Only the number is wanted: how many lines of the data contain "true"?

"""

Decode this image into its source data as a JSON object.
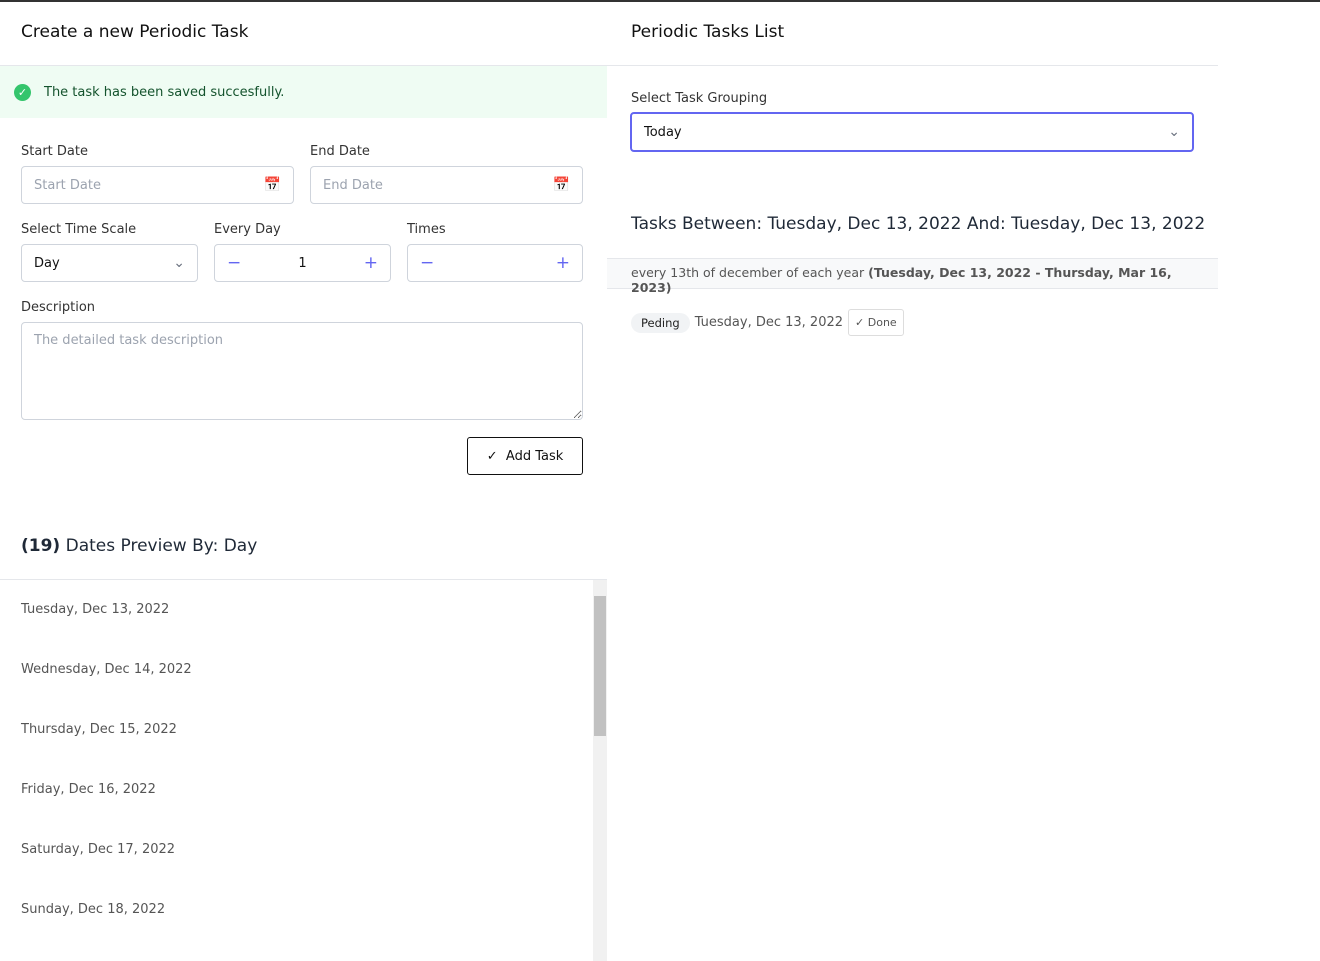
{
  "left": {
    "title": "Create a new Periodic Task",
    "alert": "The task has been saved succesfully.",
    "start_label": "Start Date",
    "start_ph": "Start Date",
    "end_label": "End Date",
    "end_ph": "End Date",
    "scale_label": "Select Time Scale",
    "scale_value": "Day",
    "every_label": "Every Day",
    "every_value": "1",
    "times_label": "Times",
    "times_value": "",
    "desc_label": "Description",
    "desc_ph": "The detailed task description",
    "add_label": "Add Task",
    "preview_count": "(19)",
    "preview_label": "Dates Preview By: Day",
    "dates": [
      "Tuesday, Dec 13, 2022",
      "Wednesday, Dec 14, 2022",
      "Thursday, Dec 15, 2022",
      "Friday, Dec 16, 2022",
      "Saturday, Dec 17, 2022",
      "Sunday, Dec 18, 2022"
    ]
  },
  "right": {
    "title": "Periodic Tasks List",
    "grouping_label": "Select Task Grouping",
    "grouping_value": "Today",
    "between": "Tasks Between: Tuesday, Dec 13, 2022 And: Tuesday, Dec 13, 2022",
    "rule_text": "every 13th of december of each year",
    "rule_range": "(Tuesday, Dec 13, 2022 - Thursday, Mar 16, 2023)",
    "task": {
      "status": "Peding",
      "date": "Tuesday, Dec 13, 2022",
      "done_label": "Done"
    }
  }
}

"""
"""

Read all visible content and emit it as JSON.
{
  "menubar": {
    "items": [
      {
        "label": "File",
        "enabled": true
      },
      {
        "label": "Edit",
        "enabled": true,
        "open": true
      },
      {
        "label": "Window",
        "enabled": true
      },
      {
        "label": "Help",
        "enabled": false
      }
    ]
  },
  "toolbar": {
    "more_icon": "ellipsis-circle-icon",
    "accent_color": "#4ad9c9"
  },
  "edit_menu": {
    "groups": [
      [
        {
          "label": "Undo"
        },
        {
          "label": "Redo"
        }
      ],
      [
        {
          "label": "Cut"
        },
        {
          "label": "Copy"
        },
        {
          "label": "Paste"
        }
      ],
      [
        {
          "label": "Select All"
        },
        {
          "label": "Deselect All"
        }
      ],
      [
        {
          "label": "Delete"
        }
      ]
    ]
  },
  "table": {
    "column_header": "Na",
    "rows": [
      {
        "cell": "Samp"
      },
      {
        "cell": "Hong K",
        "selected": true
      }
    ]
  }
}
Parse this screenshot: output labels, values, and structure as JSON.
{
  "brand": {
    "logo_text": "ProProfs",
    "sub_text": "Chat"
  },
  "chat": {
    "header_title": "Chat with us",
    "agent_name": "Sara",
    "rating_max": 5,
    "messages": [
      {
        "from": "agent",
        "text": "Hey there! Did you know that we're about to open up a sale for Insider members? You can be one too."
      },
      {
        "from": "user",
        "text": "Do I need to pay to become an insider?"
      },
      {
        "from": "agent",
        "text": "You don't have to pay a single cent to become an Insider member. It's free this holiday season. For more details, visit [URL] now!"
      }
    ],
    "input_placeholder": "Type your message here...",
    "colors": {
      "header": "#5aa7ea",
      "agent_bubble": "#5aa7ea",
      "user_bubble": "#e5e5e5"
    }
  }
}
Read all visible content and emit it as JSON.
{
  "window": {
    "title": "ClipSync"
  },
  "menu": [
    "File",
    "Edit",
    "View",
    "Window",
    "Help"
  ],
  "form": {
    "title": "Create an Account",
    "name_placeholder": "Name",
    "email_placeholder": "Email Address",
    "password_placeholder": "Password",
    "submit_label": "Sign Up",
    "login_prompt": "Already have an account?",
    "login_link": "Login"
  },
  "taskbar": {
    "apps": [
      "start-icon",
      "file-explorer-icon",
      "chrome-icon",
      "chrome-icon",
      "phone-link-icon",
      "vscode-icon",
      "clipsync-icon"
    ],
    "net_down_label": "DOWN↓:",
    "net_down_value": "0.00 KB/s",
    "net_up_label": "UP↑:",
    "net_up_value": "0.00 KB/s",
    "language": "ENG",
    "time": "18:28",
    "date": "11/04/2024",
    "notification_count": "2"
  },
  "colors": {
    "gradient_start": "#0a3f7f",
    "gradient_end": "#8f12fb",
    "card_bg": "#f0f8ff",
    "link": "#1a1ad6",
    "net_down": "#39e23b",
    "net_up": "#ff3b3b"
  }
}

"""

TASK ANSWER =>
5